§ **Problem requirements**:
Your answer should consist of every line in the records that holds "Train".

§ **Data listing**:

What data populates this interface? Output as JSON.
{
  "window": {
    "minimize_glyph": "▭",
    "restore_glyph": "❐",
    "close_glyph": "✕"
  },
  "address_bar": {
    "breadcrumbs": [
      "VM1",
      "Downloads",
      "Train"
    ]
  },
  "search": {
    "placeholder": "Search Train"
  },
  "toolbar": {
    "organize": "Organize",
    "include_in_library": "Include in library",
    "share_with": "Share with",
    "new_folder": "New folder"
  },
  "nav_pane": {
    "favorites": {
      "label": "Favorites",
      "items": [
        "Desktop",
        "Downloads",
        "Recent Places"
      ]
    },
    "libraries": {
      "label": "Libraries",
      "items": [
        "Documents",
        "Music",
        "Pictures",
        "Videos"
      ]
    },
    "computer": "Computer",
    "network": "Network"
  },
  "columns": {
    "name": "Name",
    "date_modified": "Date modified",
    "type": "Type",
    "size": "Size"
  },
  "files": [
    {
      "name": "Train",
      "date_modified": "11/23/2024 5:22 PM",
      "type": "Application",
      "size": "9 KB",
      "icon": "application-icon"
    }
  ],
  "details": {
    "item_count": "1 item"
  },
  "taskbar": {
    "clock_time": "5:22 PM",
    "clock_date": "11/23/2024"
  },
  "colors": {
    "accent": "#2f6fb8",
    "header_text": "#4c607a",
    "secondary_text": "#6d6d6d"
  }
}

§ **Output of the exercise**:
      "Train"
    "placeholder": "Search Train"
      "name": "Train",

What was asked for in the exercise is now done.